• [WHAT IS NEEDED]
Check every line below for the word "volume" and copy the ones that have it.

>>>

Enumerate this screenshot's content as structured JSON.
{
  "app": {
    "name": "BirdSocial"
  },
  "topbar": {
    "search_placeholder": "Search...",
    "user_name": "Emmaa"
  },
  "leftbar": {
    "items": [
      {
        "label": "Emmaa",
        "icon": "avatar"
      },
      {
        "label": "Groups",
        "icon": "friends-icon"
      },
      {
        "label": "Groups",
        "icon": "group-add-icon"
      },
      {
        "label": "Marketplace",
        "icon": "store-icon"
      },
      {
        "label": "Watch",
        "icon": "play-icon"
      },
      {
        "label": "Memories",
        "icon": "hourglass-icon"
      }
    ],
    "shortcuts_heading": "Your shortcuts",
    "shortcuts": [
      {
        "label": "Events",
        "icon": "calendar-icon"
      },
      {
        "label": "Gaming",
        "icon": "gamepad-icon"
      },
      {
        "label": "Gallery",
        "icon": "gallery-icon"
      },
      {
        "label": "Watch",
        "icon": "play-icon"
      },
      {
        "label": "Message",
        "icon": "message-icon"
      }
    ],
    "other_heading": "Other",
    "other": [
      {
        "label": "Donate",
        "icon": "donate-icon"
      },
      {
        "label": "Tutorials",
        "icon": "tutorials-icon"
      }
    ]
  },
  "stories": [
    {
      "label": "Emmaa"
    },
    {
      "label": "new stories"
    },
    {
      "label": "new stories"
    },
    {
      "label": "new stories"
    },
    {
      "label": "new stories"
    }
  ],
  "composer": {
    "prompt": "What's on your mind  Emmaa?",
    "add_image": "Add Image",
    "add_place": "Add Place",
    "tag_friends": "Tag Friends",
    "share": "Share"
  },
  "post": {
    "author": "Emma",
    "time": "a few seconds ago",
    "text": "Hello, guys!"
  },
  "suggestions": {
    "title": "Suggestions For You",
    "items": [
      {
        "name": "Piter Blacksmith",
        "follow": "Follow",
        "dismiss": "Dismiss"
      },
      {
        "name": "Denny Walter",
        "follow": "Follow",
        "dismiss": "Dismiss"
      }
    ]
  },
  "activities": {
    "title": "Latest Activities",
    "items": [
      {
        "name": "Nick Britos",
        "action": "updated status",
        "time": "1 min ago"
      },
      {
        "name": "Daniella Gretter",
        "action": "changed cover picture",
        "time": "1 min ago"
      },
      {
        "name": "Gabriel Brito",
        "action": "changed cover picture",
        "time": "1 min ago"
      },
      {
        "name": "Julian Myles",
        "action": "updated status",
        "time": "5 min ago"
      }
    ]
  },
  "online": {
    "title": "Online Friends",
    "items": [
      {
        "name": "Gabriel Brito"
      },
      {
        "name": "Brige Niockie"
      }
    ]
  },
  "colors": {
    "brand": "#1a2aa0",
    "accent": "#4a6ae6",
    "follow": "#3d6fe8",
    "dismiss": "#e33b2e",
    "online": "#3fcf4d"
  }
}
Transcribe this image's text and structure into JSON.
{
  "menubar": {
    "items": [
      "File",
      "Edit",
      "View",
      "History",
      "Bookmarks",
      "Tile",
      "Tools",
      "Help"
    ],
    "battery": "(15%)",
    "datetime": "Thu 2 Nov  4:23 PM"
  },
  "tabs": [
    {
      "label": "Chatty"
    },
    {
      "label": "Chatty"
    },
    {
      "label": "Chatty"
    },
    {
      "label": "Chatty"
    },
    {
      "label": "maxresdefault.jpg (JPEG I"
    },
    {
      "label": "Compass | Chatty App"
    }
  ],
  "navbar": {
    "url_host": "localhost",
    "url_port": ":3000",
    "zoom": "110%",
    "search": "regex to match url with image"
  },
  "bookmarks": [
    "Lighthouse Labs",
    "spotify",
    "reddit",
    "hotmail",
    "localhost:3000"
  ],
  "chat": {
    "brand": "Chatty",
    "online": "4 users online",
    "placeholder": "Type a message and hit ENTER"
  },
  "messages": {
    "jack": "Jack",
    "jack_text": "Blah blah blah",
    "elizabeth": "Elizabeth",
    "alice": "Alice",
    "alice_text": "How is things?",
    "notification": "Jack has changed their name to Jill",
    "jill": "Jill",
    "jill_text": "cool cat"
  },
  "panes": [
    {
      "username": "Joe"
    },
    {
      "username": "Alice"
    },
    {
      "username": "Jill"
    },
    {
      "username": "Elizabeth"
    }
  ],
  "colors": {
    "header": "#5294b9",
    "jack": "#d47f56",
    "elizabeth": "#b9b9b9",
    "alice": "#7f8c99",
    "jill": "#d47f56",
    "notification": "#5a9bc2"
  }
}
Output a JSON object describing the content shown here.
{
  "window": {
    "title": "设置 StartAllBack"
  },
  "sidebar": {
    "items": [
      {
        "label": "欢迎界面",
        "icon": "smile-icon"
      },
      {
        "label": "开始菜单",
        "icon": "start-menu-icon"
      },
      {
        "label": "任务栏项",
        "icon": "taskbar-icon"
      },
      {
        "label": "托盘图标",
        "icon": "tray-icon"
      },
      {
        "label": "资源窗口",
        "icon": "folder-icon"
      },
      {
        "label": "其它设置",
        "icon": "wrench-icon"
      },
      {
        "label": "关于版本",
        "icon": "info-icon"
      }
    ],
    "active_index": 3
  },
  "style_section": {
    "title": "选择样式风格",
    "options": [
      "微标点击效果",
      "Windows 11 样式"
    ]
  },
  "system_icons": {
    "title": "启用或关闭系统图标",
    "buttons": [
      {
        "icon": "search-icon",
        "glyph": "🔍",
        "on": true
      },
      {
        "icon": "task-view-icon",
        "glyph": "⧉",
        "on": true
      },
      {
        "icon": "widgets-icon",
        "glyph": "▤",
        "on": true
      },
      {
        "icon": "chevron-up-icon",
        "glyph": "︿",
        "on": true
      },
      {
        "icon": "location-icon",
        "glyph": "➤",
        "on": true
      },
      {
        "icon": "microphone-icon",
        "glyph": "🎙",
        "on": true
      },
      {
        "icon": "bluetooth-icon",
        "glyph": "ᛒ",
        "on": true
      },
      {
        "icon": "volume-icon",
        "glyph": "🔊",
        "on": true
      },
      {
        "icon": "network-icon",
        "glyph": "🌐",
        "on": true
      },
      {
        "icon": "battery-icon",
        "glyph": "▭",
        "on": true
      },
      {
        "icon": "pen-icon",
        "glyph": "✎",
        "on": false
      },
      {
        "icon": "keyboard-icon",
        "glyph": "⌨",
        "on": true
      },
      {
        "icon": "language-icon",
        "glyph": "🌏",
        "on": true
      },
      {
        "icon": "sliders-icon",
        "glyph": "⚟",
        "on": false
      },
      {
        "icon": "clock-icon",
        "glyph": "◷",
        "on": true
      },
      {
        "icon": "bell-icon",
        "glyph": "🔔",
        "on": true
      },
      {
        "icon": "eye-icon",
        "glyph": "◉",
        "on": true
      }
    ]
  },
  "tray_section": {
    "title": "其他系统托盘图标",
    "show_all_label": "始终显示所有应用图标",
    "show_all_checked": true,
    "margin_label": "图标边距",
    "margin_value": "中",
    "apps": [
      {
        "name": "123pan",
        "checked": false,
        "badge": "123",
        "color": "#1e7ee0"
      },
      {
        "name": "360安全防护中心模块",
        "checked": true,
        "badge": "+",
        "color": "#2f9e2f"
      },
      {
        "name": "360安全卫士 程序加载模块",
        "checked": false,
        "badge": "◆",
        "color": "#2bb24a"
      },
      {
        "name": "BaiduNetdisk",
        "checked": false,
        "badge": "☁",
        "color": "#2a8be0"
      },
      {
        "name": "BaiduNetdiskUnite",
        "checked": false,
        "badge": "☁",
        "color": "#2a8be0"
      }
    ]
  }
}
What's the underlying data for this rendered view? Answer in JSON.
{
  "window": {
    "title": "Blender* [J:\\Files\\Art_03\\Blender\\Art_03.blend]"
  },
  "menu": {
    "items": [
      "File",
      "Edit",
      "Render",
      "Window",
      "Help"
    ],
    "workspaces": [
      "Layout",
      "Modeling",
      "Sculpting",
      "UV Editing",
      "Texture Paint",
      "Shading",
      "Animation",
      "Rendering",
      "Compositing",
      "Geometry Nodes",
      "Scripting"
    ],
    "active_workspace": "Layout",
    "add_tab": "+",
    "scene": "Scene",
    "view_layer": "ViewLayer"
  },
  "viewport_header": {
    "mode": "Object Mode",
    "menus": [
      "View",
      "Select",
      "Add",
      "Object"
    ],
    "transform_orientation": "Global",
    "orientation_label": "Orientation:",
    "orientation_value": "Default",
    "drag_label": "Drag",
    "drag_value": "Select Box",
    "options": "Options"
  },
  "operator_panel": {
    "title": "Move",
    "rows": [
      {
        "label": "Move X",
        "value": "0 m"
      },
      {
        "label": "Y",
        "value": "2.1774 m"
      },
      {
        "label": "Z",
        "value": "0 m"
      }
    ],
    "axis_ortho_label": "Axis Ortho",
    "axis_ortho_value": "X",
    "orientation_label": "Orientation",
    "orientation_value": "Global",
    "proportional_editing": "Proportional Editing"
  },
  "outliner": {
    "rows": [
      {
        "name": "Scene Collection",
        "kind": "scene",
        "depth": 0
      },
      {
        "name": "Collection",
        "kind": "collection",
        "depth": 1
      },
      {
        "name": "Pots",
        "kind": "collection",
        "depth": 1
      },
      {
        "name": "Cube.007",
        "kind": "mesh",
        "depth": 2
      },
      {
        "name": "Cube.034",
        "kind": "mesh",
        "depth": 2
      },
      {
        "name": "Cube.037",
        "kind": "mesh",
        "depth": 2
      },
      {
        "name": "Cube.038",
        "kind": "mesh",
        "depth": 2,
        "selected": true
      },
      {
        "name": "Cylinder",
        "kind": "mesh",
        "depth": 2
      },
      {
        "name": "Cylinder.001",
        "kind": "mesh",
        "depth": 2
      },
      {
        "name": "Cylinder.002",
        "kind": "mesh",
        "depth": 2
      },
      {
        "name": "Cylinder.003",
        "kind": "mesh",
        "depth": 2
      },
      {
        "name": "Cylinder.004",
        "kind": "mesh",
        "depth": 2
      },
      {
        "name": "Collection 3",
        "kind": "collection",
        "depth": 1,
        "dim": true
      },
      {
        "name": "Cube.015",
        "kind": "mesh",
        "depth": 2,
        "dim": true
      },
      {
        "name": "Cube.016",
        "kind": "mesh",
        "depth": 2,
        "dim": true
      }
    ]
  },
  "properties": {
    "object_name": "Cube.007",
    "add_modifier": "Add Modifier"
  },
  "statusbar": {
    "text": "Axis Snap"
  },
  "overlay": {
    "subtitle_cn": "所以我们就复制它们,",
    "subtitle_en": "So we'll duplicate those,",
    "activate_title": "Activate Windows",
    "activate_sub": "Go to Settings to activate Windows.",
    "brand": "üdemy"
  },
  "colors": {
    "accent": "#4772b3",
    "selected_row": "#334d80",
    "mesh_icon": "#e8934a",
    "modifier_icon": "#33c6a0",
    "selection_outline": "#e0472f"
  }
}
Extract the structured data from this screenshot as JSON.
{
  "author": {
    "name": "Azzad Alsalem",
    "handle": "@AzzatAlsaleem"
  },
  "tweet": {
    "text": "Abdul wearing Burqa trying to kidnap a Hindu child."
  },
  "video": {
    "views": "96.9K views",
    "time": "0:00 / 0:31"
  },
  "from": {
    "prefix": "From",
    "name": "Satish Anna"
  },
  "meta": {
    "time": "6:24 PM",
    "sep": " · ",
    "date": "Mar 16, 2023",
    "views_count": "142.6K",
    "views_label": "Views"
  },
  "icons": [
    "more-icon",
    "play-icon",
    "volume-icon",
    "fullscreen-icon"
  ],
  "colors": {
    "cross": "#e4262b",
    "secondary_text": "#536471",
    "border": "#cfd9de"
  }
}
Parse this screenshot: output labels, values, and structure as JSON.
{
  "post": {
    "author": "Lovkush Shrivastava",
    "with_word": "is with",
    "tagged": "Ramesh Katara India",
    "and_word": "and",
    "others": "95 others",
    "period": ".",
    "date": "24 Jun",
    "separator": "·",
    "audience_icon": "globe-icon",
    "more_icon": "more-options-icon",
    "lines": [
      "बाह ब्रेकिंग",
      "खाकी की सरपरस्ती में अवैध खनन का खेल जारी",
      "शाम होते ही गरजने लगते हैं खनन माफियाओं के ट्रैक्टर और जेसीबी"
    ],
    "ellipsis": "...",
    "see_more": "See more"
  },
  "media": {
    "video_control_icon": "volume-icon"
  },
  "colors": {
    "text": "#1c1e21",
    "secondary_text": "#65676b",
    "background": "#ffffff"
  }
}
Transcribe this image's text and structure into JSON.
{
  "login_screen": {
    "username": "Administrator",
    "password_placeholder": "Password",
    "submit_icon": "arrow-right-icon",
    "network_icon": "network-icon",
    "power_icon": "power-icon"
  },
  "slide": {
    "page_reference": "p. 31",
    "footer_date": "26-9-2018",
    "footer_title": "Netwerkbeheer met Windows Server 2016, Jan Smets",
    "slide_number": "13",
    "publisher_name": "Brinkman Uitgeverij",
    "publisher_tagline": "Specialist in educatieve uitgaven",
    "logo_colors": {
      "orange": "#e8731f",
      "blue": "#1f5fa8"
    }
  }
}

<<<

• [RESPONSE FOR THIS EXERCISE]
        "icon": "volume-icon",
    "volume-icon",
    "video_control_icon": "volume-icon"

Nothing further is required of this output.